Patience, diligence, temperance, and humility are the chief virtues of any writer who must succeed, I believe. Writing and publication take time. I’ve learned a desire to rush to being in print will not bear the sweetest, ripest fruit. Diligence enables a writer to endure rejection and criticism, and to keep trying. Pick up any bestselling or classic novel, and you can be guaranteed virtually every time what you’ve read not only is not the first draft, but the author had to endure rejections and criticisms the same as you. With patience and diligence they endured, and became the role models for us who follow.

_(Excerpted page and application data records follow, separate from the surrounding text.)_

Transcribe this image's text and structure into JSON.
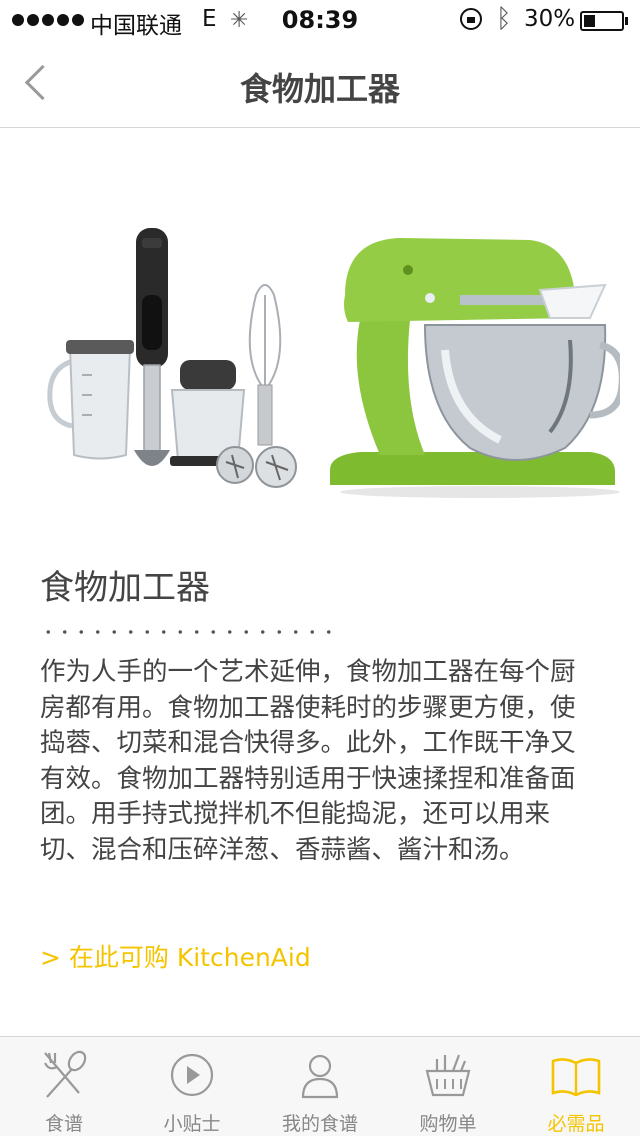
{
  "status_bar": {
    "carrier": "中国联通",
    "network": "E",
    "time": "08:39",
    "battery": "30%",
    "battery_level": 0.3
  },
  "nav": {
    "title": "食物加工器"
  },
  "product": {
    "title": "食物加工器",
    "description": "作为人手的一个艺术延伸，食物加工器在每个厨房都有用。食物加工器使耗时的步骤更方便，使捣蓉、切菜和混合快得多。此外，工作既干净又有效。食物加工器特别适用于快速揉捏和准备面团。用手持式搅拌机不但能捣泥，还可以用来切、混合和压碎洋葱、香蒜酱、酱汁和汤。",
    "buy_link": "> 在此可购 KitchenAid"
  },
  "tabs": [
    {
      "label": "食谱",
      "icon": "fork-spoon-icon"
    },
    {
      "label": "小贴士",
      "icon": "play-icon"
    },
    {
      "label": "我的食谱",
      "icon": "chef-icon"
    },
    {
      "label": "购物单",
      "icon": "basket-icon"
    },
    {
      "label": "必需品",
      "icon": "book-icon",
      "active": true
    }
  ],
  "colors": {
    "accent": "#f5c400",
    "mixer_green": "#8cc63f"
  }
}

I must keep trying with this novel in querying agents and hopefully publishers too. While I certainly want it to be a success enjoyed by many, I must also accept the possibility that this book may not be the first published. For many writers it is a fact, their first published novel is not the first they wrote.

A classic example is Charlotte Brontë. We all know her for Jane Eyre, her first published novel, but not the first she wrote. Her first was rejected by every publisher she sent it to. But she persisted and wrote Jane Eyre. The publisher to whom she would send it had rejected her first book, but encouraged her to submit other works. Her success shows a thoughtful rejection is always preferable to a hasty acceptance. There are always vanity publishers who will take what you write right away.

Temperance and humility come into play when dealing with those who reject and criticize. Humility is a double-edged sword, in that while you must continue to break new ground and not be beat down, at the same time you must accept that you can make mistakes, otherwise you will never grow or make your writing better.

Be courteous and kind when receiving rejections and criticism. It’s hard, and has been hard for me. If you take it hard, even if you don’t agree with their opinions, don’t let it hurt those who are trying to help you. If they treat you harshly in response, you are probably better off then not working with them. Even so, if you ever react badly, you must always apologize no matter how they treat you back. Remember the next time to work together. Explain why you are hurt, but do not take it out on them.

Writing is hard, but if it weren’t, I doubt I’d be as passionate about it as I have become. For all you aspiring authors out there, take it from one who has endured hardship, self-doubt, and emotional turmoil. I still face it, and likely always will. But I cannot let it control me. I tell myself as well as you: endure, learn, be constructive, kind, and you will succeed.